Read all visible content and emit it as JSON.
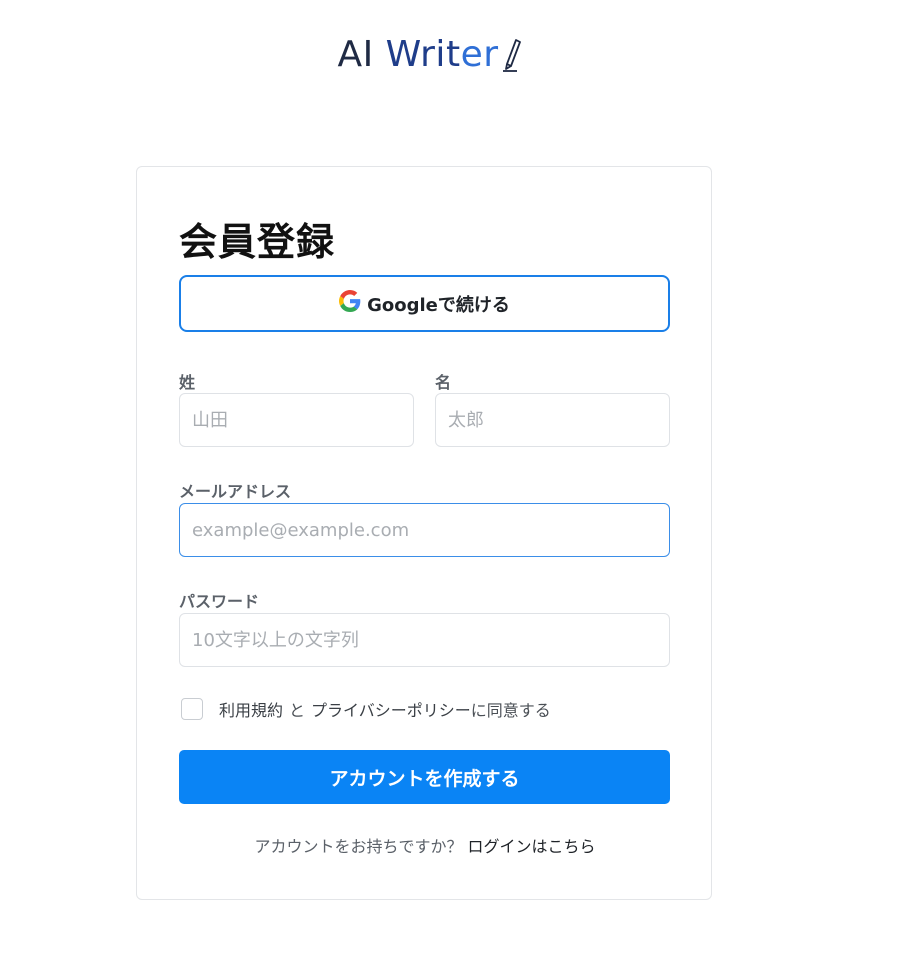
{
  "logo": {
    "part1": "AI ",
    "part2": "Writ",
    "part3": "er"
  },
  "form": {
    "title": "会員登録",
    "google_button": "Googleで続ける",
    "last_name_label": "姓",
    "last_name_placeholder": "山田",
    "first_name_label": "名",
    "first_name_placeholder": "太郎",
    "email_label": "メールアドレス",
    "email_placeholder": "example@example.com",
    "password_label": "パスワード",
    "password_placeholder": "10文字以上の文字列",
    "terms_link": "利用規約",
    "terms_and": "と",
    "privacy_link": "プライバシーポリシー",
    "agree_suffix": "に同意する",
    "submit_button": "アカウントを作成する",
    "have_account_text": "アカウントをお持ちですか？",
    "login_link": "ログインはこちら"
  },
  "colors": {
    "accent": "#0a84f5",
    "focus_border": "#3b8ee8",
    "google_border": "#1a7fe8"
  }
}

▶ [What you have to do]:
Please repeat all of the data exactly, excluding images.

▶ [Completed exercise]:
Read all visible content and emit it as JSON.
{
  "logo": {
    "part1": "AI ",
    "part2": "Writ",
    "part3": "er"
  },
  "form": {
    "title": "会員登録",
    "google_button": "Googleで続ける",
    "last_name_label": "姓",
    "last_name_placeholder": "山田",
    "first_name_label": "名",
    "first_name_placeholder": "太郎",
    "email_label": "メールアドレス",
    "email_placeholder": "example@example.com",
    "password_label": "パスワード",
    "password_placeholder": "10文字以上の文字列",
    "terms_link": "利用規約",
    "terms_and": "と",
    "privacy_link": "プライバシーポリシー",
    "agree_suffix": "に同意する",
    "submit_button": "アカウントを作成する",
    "have_account_text": "アカウントをお持ちですか？",
    "login_link": "ログインはこちら"
  },
  "colors": {
    "accent": "#0a84f5",
    "focus_border": "#3b8ee8",
    "google_border": "#1a7fe8"
  }
}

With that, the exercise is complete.